Were Mercedes Right to Impose Team Orders in the Closing Laps?

The reactive hive-mind that is the Formula One collective is a strange one. At times, it has the ability to landscape vast mountain ranges at the expense of making many families of moles homeless. 

There is a belief that Lewis Hamilton’s management of the race at the front, his deliberate backing up of Rosberg into the chasing Vettel, was the British driver employing “dirty tactics” to try and ruffle up Rosberg into an error.

hamilton-sir

Mercedes reacted and gave the order to pick up the pace because their race model was predicting a Vettel victory as the German closed the gap on fresh Supersofts. This order directly opposed Hamilton’s interests, who was doing this in the hope that Rosberg was caught. It’s hard to see it as dirty, because he wasn’t breaching any general rules of the Sport, even if he was defying the rules set by his employers – More defiant than an act of dirt.

In a way, if Mercedes hadn’t imposed the orders, (In hindsight this would have been best given that Hamilton ignored them) the likes of Toto Wolff wouldn’t have to try and explain himself out of a corner.

totofist

Hamilton backing up is thematic of the wider issue of this Mercedes dominant era. Isn’t it laughable that a driver can even afford to spend five-laps coasting at the front and go on to win the race uncontested? Watching this scenario unfold made me hope that there is a tooth and nail fight for the title between different teams next season because if the advantage remains as prominent next season, the essence of real competition will dilute.

The new World Champion Nico Rosberg had his say on the situation and gave a well rounded response with,

“That’s a pretty simple discussion. You can understand the team’s perspective and you can understand Lewis’ perspective.
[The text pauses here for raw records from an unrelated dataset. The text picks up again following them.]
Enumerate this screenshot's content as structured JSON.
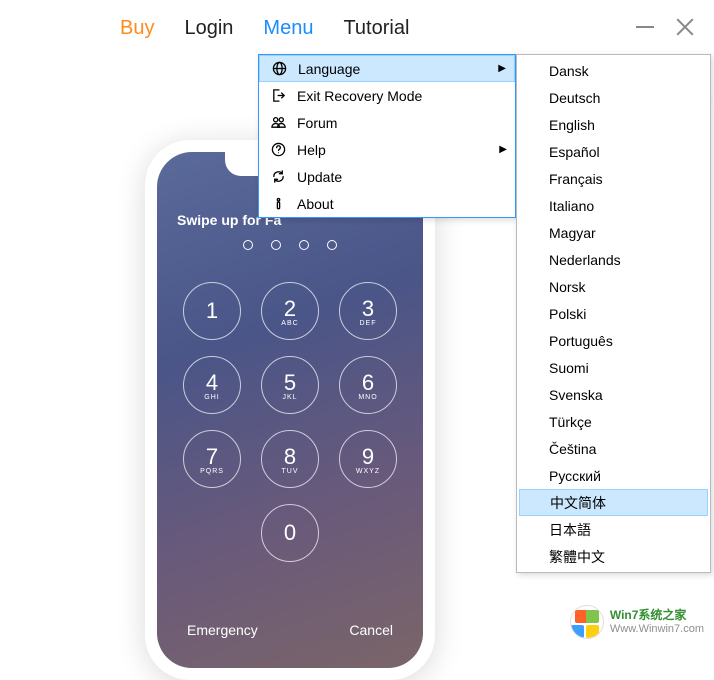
{
  "nav": {
    "buy": "Buy",
    "login": "Login",
    "menu": "Menu",
    "tutorial": "Tutorial"
  },
  "phone": {
    "swipe_text": "Swipe up for Fa",
    "keys": [
      {
        "num": "1",
        "ltr": ""
      },
      {
        "num": "2",
        "ltr": "ABC"
      },
      {
        "num": "3",
        "ltr": "DEF"
      },
      {
        "num": "4",
        "ltr": "GHI"
      },
      {
        "num": "5",
        "ltr": "JKL"
      },
      {
        "num": "6",
        "ltr": "MNO"
      },
      {
        "num": "7",
        "ltr": "PQRS"
      },
      {
        "num": "8",
        "ltr": "TUV"
      },
      {
        "num": "9",
        "ltr": "WXYZ"
      },
      {
        "num": "0",
        "ltr": ""
      }
    ],
    "emergency": "Emergency",
    "cancel": "Cancel"
  },
  "menu": {
    "items": [
      {
        "label": "Language",
        "icon": "globe",
        "arrow": true,
        "highlight": true
      },
      {
        "label": "Exit Recovery Mode",
        "icon": "exit",
        "arrow": false,
        "highlight": false
      },
      {
        "label": "Forum",
        "icon": "users",
        "arrow": false,
        "highlight": false
      },
      {
        "label": "Help",
        "icon": "help",
        "arrow": true,
        "highlight": false
      },
      {
        "label": "Update",
        "icon": "refresh",
        "arrow": false,
        "highlight": false
      },
      {
        "label": "About",
        "icon": "info",
        "arrow": false,
        "highlight": false
      }
    ]
  },
  "languages": [
    {
      "label": "Dansk",
      "highlight": false
    },
    {
      "label": "Deutsch",
      "highlight": false
    },
    {
      "label": "English",
      "highlight": false
    },
    {
      "label": "Español",
      "highlight": false
    },
    {
      "label": "Français",
      "highlight": false
    },
    {
      "label": "Italiano",
      "highlight": false
    },
    {
      "label": "Magyar",
      "highlight": false
    },
    {
      "label": "Nederlands",
      "highlight": false
    },
    {
      "label": "Norsk",
      "highlight": false
    },
    {
      "label": "Polski",
      "highlight": false
    },
    {
      "label": "Português",
      "highlight": false
    },
    {
      "label": "Suomi",
      "highlight": false
    },
    {
      "label": "Svenska",
      "highlight": false
    },
    {
      "label": "Türkçe",
      "highlight": false
    },
    {
      "label": "Čeština",
      "highlight": false
    },
    {
      "label": "Русский",
      "highlight": false
    },
    {
      "label": "中文简体",
      "highlight": true
    },
    {
      "label": "日本語",
      "highlight": false
    },
    {
      "label": "繁體中文",
      "highlight": false
    }
  ],
  "watermark": {
    "line1": "Win7系统之家",
    "line2": "Www.Winwin7.com"
  }
}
That’s it.”

– Nico Rosberg

The team’s concern this time happened to also be the desired effect from Hamilton’s perspective. It’s a tall order, with the Constructors Championship tied up, to suggest the teams decision was under the commercial umbrella like the incident in Barcelona was. The team felt the 1-2 was under pressure. The problem, one of their driver’s was after a 1-4.

The criticism might have landed on Hamilton, but it’s hard to imagine any other driver doing things differently in the same conditions. If Nico Rosberg can see the bigger picture, then maybe we all should too.

ABU DHABI, UNITED ARAB EMIRATES - NOVEMBER 26: Nico Rosberg of Germany driving the (6) Mercedes AMG Petronas F1 Team Mercedes F1 WO7 Mercedes PU106C Hybrid turbo on track  during final practice for the Abu Dhabi Formula One Grand Prix at Yas Marina Circuit on November 26, 2016 in Abu Dhabi, United Arab Emirates.  (Photo by Mark Thompson/Getty Images)
ABU DHABI, UNITED ARAB EMIRATES – NOVEMBER 26: Nico Rosberg of Germany driving the (6) Mercedes AMG Petronas F1 Team Mercedes F1 WO7 Mercedes PU106C Hybrid turbo on track during final practice for the Abu Dhabi Formula One Grand Prix at Yas Marina Circuit on November 26, 2016 in Abu Dhabi, United Arab Emirates. (Photo by Mark Thompson/Getty Images)